    Sweden is a parliamentary democratic with a constitutional monarchy. This country globally known for its high quality life, equality, human development, education and health. The government system of Sweden is also transparent and stable. The government agencies of Sweden considered the corruption as ‘abuse of power’. There is also a efficient anti-corruption unit in Sweden to investigate and prosecute corruption.
    ANd,

    The company is now pulling out of business in Central Asia,
    So, problem solved.

    Would you rather live in a country with a functioning government or in a country with no functioning government.

    Personally.

    Would you rather live in a country ranked higher on the integrity index or lower on the integrity index?
  • Athias
    Athias avatar
    Debates: 12
    Forum posts: 1,232
    3
    3
    8
    Athias avatar
    Athias
    --> @3RU7AL
    You don't kick-off EVERYBODY, just the people you personally DON'T LIKE.  You know, like weirdos and cult members and people who don't speak your language...
    That can range anywhere between one person and a million. They presumably have incomes which can be exchanged for use of one's land; the profit maximizer doesn't have the luxury of disliking potential patrons. A few do, but they're the exception.

    Have you ever heard of Koch Industries?
    Yes. How is KI "highly centralized"?

    So I ask you, (IFF) "cartoonishly wealthy banking families" are running rampant (THEN) how is shrinking or eliminating government (referees) going to SOLVE THIS PROBLEM?
    Because government enforcement is their sword, and government regulations are their shields.

    Let's examine a few examples of dominant industries operating in countries with very weak and or effectively zero government oversight.

    Avocado cartels in Mexico.

    Diamond cartels in Africa.

    Rubber and Bananas and Chocolate are all valuable commodities that have frozen-out the land-owner-farmers by MANIPULATING THE MARKET (in the absence of effective government referees).
    First, what is playing fair? Second, why are your mentions the example, and not the exception especially considering that these cartels are backed by the Mexican government, which in turn is subsidized by the C.I.A? Not to mention that Diamond trade and the resulting conflict is likely sponsored by the Rothschild bank.

    Are you familiar with panopticon? [LINK]
    If anything, this video makes my case for me.


    Private citizens would have an iron-clad right to privacy, but public-servants (referees) would have every action placed in a permanent and public record.
    Public servants would have their rights diminished? With the predisposition to mobster mentalities, wouldn't this lead to an insurrection?

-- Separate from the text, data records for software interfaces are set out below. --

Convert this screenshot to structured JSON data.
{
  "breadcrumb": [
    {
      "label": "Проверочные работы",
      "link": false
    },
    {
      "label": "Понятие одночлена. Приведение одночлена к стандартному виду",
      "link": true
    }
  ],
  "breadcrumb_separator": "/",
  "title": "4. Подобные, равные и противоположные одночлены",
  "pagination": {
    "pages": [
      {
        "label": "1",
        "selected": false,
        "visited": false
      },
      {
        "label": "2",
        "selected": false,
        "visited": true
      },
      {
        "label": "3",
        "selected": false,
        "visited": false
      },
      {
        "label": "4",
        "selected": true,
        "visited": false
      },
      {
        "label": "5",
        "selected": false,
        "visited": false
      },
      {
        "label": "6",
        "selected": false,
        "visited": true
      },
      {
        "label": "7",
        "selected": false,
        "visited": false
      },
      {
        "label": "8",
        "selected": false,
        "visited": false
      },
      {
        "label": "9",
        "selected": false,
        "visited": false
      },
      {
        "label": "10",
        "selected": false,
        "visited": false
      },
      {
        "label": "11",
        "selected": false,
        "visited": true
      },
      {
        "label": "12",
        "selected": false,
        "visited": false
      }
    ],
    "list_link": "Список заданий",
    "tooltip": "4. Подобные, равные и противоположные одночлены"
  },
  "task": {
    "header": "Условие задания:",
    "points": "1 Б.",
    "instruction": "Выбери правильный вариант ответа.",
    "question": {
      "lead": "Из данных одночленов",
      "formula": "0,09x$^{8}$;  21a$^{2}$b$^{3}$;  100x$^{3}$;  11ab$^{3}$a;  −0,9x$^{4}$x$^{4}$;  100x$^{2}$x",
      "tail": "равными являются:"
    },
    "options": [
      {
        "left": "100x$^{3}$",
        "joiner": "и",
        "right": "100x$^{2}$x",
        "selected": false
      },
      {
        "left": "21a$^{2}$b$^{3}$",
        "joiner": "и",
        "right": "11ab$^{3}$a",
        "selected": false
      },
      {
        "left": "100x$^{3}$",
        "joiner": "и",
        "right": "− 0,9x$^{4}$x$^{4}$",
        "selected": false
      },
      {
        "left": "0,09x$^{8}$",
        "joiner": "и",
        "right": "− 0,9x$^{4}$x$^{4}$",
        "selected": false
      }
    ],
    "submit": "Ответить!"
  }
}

    So, problem solved.
    Did that solve the problem, or was that a mere reaction to public pressure? What about the incentives that facilitated the bribery in the first place?

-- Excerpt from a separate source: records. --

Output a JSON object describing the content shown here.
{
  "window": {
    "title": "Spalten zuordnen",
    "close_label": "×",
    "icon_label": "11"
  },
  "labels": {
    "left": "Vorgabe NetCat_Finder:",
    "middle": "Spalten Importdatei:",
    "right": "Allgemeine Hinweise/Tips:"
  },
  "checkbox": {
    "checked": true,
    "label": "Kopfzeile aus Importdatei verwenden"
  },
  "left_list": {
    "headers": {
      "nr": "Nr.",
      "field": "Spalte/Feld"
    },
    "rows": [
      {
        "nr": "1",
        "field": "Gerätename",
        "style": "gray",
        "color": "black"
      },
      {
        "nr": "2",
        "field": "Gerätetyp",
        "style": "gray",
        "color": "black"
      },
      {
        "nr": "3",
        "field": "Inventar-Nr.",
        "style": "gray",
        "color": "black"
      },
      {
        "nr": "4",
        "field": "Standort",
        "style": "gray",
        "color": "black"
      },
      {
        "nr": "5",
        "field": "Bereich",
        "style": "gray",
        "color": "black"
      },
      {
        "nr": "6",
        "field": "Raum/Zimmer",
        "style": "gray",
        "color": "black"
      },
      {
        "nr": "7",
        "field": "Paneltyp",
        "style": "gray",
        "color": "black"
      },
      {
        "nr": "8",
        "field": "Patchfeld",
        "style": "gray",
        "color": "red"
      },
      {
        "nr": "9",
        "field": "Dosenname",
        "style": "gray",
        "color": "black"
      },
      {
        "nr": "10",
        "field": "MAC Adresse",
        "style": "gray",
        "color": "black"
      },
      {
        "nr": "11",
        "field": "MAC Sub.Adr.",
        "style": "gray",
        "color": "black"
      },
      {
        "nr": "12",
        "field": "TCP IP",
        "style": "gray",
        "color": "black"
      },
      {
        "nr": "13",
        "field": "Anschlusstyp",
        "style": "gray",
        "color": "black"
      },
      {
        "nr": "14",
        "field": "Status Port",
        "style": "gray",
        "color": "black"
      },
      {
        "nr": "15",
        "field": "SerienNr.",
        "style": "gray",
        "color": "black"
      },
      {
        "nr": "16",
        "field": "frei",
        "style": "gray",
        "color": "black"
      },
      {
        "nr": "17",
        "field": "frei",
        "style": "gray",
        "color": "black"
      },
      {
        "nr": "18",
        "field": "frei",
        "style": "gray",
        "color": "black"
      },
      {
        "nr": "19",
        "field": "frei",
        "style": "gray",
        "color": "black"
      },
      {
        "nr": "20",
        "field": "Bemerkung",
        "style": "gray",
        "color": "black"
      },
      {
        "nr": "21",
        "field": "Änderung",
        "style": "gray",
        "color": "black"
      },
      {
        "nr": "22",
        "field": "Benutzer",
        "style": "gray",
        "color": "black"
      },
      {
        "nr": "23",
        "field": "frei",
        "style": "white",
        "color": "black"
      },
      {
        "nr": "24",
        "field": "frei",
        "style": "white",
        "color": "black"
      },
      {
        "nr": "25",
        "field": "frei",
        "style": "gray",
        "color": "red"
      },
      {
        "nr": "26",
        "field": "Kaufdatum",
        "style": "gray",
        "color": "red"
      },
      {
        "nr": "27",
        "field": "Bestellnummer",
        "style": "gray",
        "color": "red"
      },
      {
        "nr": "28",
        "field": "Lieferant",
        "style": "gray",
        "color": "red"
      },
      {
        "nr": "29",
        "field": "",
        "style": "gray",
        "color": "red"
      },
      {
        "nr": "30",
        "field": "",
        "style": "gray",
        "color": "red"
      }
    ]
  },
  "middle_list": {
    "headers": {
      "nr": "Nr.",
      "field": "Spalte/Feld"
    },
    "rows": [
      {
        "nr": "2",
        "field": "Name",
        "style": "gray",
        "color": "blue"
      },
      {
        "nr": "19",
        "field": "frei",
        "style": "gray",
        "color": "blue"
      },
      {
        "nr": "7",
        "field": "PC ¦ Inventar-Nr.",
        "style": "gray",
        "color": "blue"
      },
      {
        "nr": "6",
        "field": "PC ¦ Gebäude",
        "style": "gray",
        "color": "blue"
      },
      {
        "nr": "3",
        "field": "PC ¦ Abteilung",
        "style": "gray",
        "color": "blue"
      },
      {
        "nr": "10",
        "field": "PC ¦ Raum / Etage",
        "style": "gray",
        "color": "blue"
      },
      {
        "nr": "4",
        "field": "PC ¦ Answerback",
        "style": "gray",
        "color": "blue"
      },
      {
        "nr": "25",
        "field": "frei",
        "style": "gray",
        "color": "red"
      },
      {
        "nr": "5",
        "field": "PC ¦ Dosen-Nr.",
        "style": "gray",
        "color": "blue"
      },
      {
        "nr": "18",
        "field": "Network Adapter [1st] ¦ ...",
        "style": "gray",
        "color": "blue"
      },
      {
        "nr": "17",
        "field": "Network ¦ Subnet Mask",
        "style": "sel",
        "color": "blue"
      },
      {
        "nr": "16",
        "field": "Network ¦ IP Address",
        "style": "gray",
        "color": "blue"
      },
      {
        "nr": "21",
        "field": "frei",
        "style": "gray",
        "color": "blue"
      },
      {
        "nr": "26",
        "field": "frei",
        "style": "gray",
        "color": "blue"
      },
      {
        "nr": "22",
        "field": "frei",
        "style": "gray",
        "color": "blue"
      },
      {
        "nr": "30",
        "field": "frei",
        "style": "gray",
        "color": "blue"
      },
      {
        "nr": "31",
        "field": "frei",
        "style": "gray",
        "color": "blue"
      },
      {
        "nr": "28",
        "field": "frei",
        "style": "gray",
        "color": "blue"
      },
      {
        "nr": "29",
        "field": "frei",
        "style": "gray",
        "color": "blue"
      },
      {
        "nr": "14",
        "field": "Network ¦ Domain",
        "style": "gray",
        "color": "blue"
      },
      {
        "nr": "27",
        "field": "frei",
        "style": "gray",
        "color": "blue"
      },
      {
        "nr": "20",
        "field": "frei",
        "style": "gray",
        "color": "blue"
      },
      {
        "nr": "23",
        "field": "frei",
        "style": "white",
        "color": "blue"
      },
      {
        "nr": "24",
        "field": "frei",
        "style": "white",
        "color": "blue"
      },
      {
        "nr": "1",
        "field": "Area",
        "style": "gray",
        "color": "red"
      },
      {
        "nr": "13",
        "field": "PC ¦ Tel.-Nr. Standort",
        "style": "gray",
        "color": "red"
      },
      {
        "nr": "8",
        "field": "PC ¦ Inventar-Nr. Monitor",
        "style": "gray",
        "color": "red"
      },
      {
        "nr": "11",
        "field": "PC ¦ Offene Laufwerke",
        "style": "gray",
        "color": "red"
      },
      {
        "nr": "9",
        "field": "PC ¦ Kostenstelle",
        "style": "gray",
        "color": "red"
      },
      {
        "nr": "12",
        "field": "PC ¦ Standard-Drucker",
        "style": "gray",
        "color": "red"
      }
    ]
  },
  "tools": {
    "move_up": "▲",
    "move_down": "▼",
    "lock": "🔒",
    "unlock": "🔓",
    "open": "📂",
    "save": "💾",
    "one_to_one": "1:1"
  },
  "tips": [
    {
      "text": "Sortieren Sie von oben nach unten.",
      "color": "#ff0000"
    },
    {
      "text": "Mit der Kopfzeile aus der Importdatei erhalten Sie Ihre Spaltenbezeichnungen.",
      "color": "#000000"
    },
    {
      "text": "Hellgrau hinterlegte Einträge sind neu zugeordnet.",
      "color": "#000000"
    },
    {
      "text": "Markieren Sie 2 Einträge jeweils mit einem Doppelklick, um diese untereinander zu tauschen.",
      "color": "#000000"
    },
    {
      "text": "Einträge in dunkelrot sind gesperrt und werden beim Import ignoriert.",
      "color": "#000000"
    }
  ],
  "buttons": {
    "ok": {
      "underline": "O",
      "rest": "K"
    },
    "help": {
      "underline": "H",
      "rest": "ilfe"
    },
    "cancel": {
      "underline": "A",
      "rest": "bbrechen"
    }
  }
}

    Would you rather live in a country with a functioning government or in a country with no functioning government.
    No functioning government of course. I'll make this clear: I'm not an anarchist for the sake of anarchy. Anarchy--particularly autarchy--is the logical extension of my sustaining the moral philosophy of individualism. I do not presume a mere removal of government would solve all problems. There must be a moral framework which guides social interaction--preferably individualism. Just like in your reference to the panopticon, I'd rather have the discretion to weigh my own decisions and act accordingly than to have them dictated to me out of fear of the spectre of a "Wild West."